Then Tererai took correspondence classes and began saving money. Her self-confidence grew as she did brilliantly in her studies, and she became a community organizer for Heifer. She stunned everyone with superb schoolwork, and the Heifer aid workers encouraged her to think that she could study in America. One day in 1998, she received notice that she had been admitted to Oklahoma State University.
Some of the neighbors thought that a woman should focus on educating her children, not herself. “I can’t talk about my children’s education when I’m not educated myself,” Tererai responded. “If I educate myself, then I can educate my children.” So she climbed into an airplane and flew to America.
At Oklahoma State, Tererai took every credit she could and worked nights to make money. She earned her undergraduate degree, brought her five children to America and started her master’s, then returned to her village. She dug up the tin can under the rock and took out the paper on which she had scribbled her goals. She put check marks beside the goals she had fulfilled and buried the tin can again.

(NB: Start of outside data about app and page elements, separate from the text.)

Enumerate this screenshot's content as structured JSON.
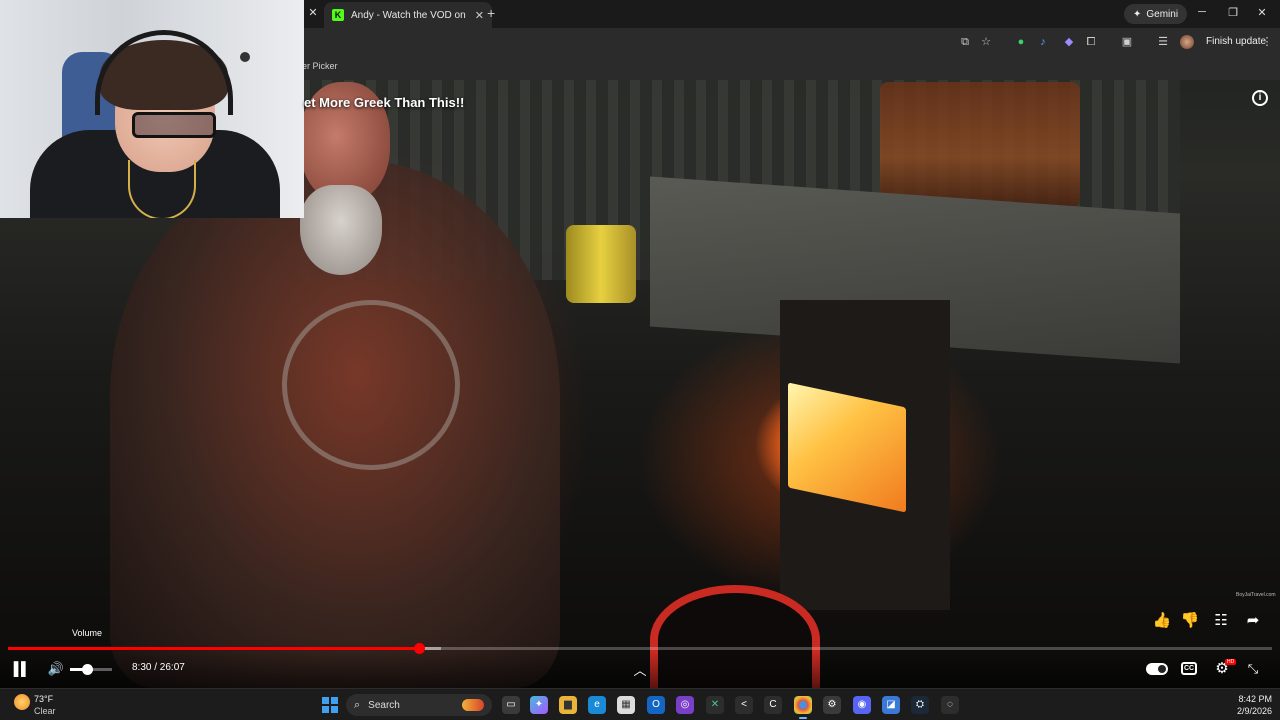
{
  "browser": {
    "active_tab_title": "Andy - Watch the VOD on Kick",
    "new_tab_glyph": "+",
    "gemini_label": "Gemini",
    "finish_update_label": "Finish update",
    "bookmark_fragment": "er Picker"
  },
  "video": {
    "title": "et More Greek Than This!!",
    "watermark": "BoyJaiTravel.com",
    "volume_tooltip": "Volume",
    "current_time": "8:30",
    "duration": "26:07",
    "time_display": "8:30 / 26:07",
    "progress_fraction": 0.3255,
    "buffer_fraction": 0.3425,
    "volume_fraction": 0.4,
    "autoplay_on": true,
    "accent_color": "#ff0000"
  },
  "icons": {
    "info": "info-icon",
    "like": "thumbs-up-icon",
    "dislike": "thumbs-down-icon",
    "comments": "comment-icon",
    "share": "share-icon",
    "pause": "pause-icon",
    "volume": "volume-icon",
    "chevron": "chevron-up-icon",
    "captions": "cc-icon",
    "settings": "gear-icon",
    "fullscreen_exit": "exit-fullscreen-icon"
  },
  "cc_label": "CC",
  "hd_badge": "HD",
  "taskbar": {
    "weather_temp": "73°F",
    "weather_desc": "Clear",
    "search_label": "Search",
    "time": "8:42 PM",
    "date": "2/9/2026"
  }
}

In Arkansas, she took a job working for Heifer — while simultaneously earning a master’s degree part time. When she had her M.A., Tererai again returned to her village. After embracing her mother and sister, she dug up her tin can and checked off her next goal. Now she is working on her Ph.D. at Western Michigan University.
Tererai has completed her course work and is completing a dissertation about AIDS programs among the poor in Africa. She will become a productive economic asset for Africa and a significant figure in the battle against AIDS. And when she has her doctorate, Tererai will go back to her village and, after hugging her loved ones, go out to the field and dig up her can again.
There are many metaphors for the role of foreign assistance. For our part, we like to think of aid as a kind of lubricant, a few drops of oil in the crankcase of the developing world, so that gears move freely again on their own. That is what the assistance to Tererai amounted to: a bit of help where and when it counts most, which often means focusing on women like her. And now Tererai is gliding along freely on her own — truly able to hold up half the sky.”
In 2012, the four-hour television series from PBS and international broadcast, shot in ten countries featured Half the Sky: Turning Oppression into Opportunity for Women Worldwide inspired by the book of Kristof and WuDunn. This documentary featured women and young girls living in some of the most difficult situations within their third world, developing countries. The following celebrities were a part of the project in order to raise awareness: America Ferrera, Diane Lane, Eva Mendes, Meg Ryan, Gabrielle Union and Olivia Wilde.
Below you will be able to see the trailer for the 4 part television series that will give you a look into Half the Sky. It will change you. Once you have experienced, once you have seen, once you been a part of something larger than yourself, you won’t ever be the same. To take another step deeper into the reality of sexual slavery and the demise of human rights, I encourage you to firstly read Half the Sky and then watch the 4 part documentary. It is worth your time and money, and I hope through that process that it is transformative.
Kristof, N. D., & WuDunn, S. (2009). Half the sky: Turning oppression into opportunity for women worldwide. New York: Alfred A. Knopf.